Here’s how I look at it:
If you always follow through with your commitments and be there when your partner needs you, that’s the definition of a trustworthy partner.
Not only that, when you’re consistently reliable, your partner will feel a sense of security in the relationship.
If you think about it, it’s really not that complicated and doesn’t need to be grandiose – just keep your word.
“Call when you say you will. Show up when you say you will. Deliver what you say you will. Inconsistency destroys trust and trust is the foundation of all relationships.”
– Paul Carrick Brunson
7) Being touchy-feely
Another thing that we need to be consistent with to retain the strength of our relationships is physical affection.
Remember when you first started dating and couldn’t get your hands off each other? The aim is to be as close to that level of intimacy as possible.
And it doesn’t always have to be sexual, too. Regular hugs, cuddles, holding hands, and random kisses on the cheek will do the trick.
And don’t just take my word for it. Let’s look at what the experts say:
A Harvard Health article showcases a study about the effects of non-sexual intimate touch on 184 couples.

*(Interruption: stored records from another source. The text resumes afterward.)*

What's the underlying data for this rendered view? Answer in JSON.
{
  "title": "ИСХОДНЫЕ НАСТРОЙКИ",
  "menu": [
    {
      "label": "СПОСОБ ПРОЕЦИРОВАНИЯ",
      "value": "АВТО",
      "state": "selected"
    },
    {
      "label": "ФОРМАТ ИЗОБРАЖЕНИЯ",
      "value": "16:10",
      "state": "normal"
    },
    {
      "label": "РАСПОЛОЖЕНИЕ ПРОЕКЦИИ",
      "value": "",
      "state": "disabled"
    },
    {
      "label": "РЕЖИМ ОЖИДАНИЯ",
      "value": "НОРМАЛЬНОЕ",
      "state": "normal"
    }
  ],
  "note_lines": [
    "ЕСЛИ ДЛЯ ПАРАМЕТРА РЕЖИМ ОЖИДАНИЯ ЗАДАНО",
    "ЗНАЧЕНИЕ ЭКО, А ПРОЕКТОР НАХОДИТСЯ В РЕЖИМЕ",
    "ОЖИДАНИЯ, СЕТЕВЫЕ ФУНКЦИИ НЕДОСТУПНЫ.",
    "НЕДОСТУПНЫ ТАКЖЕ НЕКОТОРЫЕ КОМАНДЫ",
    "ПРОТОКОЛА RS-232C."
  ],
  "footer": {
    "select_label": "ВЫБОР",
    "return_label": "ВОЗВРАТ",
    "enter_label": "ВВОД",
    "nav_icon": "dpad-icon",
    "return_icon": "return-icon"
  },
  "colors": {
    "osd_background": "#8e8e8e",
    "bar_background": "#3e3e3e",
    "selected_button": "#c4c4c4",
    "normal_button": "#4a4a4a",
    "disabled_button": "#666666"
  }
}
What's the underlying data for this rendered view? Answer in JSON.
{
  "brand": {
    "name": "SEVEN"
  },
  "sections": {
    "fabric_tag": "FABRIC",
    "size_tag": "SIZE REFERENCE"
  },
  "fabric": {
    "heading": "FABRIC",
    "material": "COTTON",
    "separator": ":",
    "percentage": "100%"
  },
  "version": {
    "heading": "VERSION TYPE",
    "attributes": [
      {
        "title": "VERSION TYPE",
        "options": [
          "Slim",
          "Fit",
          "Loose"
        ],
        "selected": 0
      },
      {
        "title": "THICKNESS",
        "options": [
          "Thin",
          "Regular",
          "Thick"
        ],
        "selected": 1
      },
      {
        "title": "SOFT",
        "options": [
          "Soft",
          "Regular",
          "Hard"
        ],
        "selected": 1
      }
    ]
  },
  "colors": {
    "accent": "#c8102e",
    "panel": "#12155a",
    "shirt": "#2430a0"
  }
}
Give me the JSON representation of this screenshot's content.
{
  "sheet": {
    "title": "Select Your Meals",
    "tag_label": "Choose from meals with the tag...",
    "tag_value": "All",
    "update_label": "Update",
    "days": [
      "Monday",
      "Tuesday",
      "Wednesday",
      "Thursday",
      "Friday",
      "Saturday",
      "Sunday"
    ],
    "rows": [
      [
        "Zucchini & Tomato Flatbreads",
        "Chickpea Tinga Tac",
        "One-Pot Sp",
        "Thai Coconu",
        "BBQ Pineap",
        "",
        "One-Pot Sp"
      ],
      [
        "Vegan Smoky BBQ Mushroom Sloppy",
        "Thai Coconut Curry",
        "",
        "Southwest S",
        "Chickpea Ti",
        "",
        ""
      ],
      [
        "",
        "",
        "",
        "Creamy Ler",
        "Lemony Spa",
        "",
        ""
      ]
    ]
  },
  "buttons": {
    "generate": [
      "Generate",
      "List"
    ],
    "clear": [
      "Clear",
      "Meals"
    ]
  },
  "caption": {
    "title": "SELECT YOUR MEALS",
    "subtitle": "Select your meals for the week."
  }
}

The study results suggested that the more often people expressed affection, the more likely they were to feel happy in their relationships.
Another study suggested that the more couples hug or touch, the more content they usually are with their partner and the less insecure they are in their relationship.
There you go. Science has given you the license to be as touchy-feely as you want with your beau.
“Touch has a memory.”
– John Keats
8) Balancing the “me” and the “we”
I know I just said try to bring back that can’t-take-my-hands-off-you physical intimacy, but I should also emphasize the importance of being apart to pursue individual interests.
Have quality time together, but have time apart, too. Use this time to pursue hobbies that make you happy, and let your partner do the same. Go shopping with the girls and let him have a game night with the boys.
Being one with your partner doesn’t mean always doing the same activities, having the same interests, and sharing the same opinions. That’s just a recipe for boredom and, dare I say it, a doomed relationship.
Sure, a beautiful and strong relationship has shared goals and experiences. But you have to remember not to lose yourselves in the process.
Let’s look at Tom and Jerry, for example. Most people think of them as a pair – the cat and the mouse. But if you ask them which one’s the mouse, which one’s the cat, or which one’s Tom and Jerry, it will take them a while to distinguish between both.
See what I’m trying to say here?
You want to distinguish your personal identity from your shared identity. You want to make sure that you can still be identified as you even if you’re already part of an “us.”
“The best relationships are the ones where you don’t lose yourself while being a part of something great.”
9) Embracing a growth mindset
We’ve talked about identities, now let’s tackle mindset – a growth one.
So what does this mean in terms of a relationship?
Throughout your relationship, you are bound to face a lot of challenges. They won’t all be easy, but a growth mindset will undoubtedly give you the upper hand.
For example, a growth mindset will take disagreements as a chance to better understand each other. The same mindset will help each partner realize their flaws and work on overcoming them.
This mindset will push both partners to cheer each other on as they aspire to achieve more – in their career and personal growth journeys.
This growth mindset will also push the couple to explore new experiences together and help them dwell on the positives whenever life throws them a curveball.
In short, a growth mindset welcomes change, celebrates imperfections, and nurtures love.
“In the context of a relationship, a growth mindset is the belief that the capacity to learn and grow exists in both partners.”
– Carol Dweck
Your love story is only as strong as your behaviors
There you go – 9 subtle behaviors that can make or break your relationships. It all comes down to love, understanding, mutual respect, a positive mindset, and trust.
On one final note, let me remind you:
Every relationship is unique. What works for you may not work for others.
But, at the end of the day, your actions write each chapter of your love story.